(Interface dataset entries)
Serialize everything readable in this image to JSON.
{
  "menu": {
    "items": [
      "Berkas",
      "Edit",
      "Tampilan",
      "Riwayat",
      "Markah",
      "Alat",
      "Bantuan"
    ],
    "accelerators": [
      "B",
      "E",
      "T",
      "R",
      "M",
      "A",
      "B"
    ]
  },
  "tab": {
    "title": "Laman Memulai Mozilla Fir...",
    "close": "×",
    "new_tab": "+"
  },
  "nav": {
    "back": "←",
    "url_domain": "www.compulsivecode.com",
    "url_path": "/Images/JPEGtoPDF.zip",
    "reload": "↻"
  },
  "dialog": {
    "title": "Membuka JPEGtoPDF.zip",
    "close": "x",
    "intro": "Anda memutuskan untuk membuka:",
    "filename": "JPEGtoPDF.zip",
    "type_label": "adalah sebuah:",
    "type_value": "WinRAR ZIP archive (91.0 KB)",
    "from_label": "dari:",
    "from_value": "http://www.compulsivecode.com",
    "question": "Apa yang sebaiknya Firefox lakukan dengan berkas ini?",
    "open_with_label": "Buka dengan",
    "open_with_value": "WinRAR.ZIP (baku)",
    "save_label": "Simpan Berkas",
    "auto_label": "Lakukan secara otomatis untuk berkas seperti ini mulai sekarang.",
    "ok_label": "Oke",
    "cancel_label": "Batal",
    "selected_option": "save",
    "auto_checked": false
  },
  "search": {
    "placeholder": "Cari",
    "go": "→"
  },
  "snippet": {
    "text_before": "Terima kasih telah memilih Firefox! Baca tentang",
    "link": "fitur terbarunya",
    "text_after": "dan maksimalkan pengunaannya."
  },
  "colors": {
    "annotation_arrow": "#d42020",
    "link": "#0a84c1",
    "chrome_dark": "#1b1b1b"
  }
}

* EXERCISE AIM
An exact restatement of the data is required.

* ANSWER FOR THE TASK
Serialize everything readable in this image to JSON.
{
  "menu": {
    "items": [
      "Berkas",
      "Edit",
      "Tampilan",
      "Riwayat",
      "Markah",
      "Alat",
      "Bantuan"
    ],
    "accelerators": [
      "B",
      "E",
      "T",
      "R",
      "M",
      "A",
      "B"
    ]
  },
  "tab": {
    "title": "Laman Memulai Mozilla Fir...",
    "close": "×",
    "new_tab": "+"
  },
  "nav": {
    "back": "←",
    "url_domain": "www.compulsivecode.com",
    "url_path": "/Images/JPEGtoPDF.zip",
    "reload": "↻"
  },
  "dialog": {
    "title": "Membuka JPEGtoPDF.zip",
    "close": "x",
    "intro": "Anda memutuskan untuk membuka:",
    "filename": "JPEGtoPDF.zip",
    "type_label": "adalah sebuah:",
    "type_value": "WinRAR ZIP archive (91.0 KB)",
    "from_label": "dari:",
    "from_value": "http://www.compulsivecode.com",
    "question": "Apa yang sebaiknya Firefox lakukan dengan berkas ini?",
    "open_with_label": "Buka dengan",
    "open_with_value": "WinRAR.ZIP (baku)",
    "save_label": "Simpan Berkas",
    "auto_label": "Lakukan secara otomatis untuk berkas seperti ini mulai sekarang.",
    "ok_label": "Oke",
    "cancel_label": "Batal",
    "selected_option": "save",
    "auto_checked": false
  },
  "search": {
    "placeholder": "Cari",
    "go": "→"
  },
  "snippet": {
    "text_before": "Terima kasih telah memilih Firefox! Baca tentang",
    "link": "fitur terbarunya",
    "text_after": "dan maksimalkan pengunaannya."
  },
  "colors": {
    "annotation_arrow": "#d42020",
    "link": "#0a84c1",
    "chrome_dark": "#1b1b1b"
  }
}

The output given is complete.